Akashi Gidayu served as a general for Akechi Mitsuhide. Following a complete defeat of his forces, he offered to commitseppuku, an honorable death by suicide, to pay for his failure. Though his master refused, Gidayu was so overcome by shame that he disobeyed his master’s command and killed himself. Yoshitoshi presents Gidayu in his final moments. His death poem is before him, knife unsheathed. His hair is disheveled and the tiger painted on the screen glares reproachfully at Gidayu, its yellow eyes aware of his desperate shame. According to the poem, he feels that even the moon in the sky is mocking his despair. Once again, Yoshitoshi portrays the emotional struggle of this individual rather than the violent act that soon follows.
About the artist
Considered one of the last great masters of ukiyo-e, Yoshitoshi Tsukioka's woodblock prints are known for their eerie and imaginative nature. Yoshitoshi worked in a Japan undergoing rapid change, straddling the domains of the old, feudal system of the Edo period and the new, modern world of the Meiji period. His powerful imagination and originality imbued his prints with a sensitivity and honesty rarely seen in ukiyo-e of this time period. From ghost stories to folktales, violent clashes to the gentle glow of the moon, Yoshitoshi offers not only compositional and technical brilliance, but also unfettered passion.

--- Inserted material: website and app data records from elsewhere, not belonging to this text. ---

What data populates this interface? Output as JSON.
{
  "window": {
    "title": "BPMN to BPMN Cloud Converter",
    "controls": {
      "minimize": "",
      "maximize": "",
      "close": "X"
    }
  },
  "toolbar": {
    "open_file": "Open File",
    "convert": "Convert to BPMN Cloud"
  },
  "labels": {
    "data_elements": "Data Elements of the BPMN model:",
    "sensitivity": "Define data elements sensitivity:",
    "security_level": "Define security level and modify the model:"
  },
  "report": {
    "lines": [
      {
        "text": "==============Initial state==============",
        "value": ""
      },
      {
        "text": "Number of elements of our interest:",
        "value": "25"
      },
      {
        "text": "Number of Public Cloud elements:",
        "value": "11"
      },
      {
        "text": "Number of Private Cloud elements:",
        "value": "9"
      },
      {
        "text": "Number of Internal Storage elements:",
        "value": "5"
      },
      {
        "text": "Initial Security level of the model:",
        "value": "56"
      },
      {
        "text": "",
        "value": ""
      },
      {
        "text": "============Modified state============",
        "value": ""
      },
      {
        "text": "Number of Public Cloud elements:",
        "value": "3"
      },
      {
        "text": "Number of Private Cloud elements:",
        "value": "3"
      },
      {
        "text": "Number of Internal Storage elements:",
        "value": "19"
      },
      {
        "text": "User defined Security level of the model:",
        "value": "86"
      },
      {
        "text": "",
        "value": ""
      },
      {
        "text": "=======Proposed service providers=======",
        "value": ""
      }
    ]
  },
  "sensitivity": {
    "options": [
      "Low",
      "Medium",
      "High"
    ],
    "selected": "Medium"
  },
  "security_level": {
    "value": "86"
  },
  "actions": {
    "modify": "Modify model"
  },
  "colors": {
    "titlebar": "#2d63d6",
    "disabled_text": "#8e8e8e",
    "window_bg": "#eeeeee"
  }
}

Yoshitoshi was born in Edo on April 30th, 1839. As a young boy, he showed remarkable artistic talent and fierce interest in classical Japanese literature and history. He began to study under the renowned Kuniyoshi at the age of 11. Kuniyoshi, a leading woodblock print artist of the day, developed a close relationship with his pupil and gave him the name Yoshitoshi. Yoshitoshi Tsukioka published his first print to modest success in 1853, a triptych of a famous clash between the Taira and Minamoto clans. That same year, Commodore Perry's "black ships" docked in Edo Bay.
In the early 1860s, Yoshitoshi's prints focused on kabuki subjects and historical scenes, as well as foreigners. As the 19th century progressed, ukiyo-e felt the influence of the modern era, particularly through the introduction of synthetic dyes. Yoshitoshi learned to use these colors with subtlety and skill, holding his works to the highest printing standards throughout his career. Following Kuniyoshi's death in 1861, Yoshitoshi struggled as he set off on his own, taking Toshikage as his first student in 1863. As political instability grew in Japan during the late 1860s, he entered his "bloody period," an era marked by images of graphic violence and extravagant brutality.
As Meiji-period modernization pushed ahead, Yoshitoshi Tsukioka suffered a nervous breakdown in 1872, living in poverty and ceasing all artistic production. A year later, he resumed work; adopting the artist name Taiso, meaning "Great Resurrection," and fulfilling his creative potential. While Yoshitoshi continued to present battle scenes, he turned his attention to more recent incidents and slowly shifted from overt violence to the psychological struggles of individuals. In 1885, he began one of his most acclaimed series, One Hundred Views of the Moon (1885-1892). During the last decade of his life, Yoshitoshi designed numerous illustrated books and several other popular series including Thirty-two Aspects of Women (1888) and Thirty-six Ghosts and Strange Apparitions. (1889-1892). In the spring of 1892, he suffered his final mental breakdown and was committed to the Sugamo Asylum. On the 9th of June 1892, he died of a cerebral hemorrhage at the age of 53.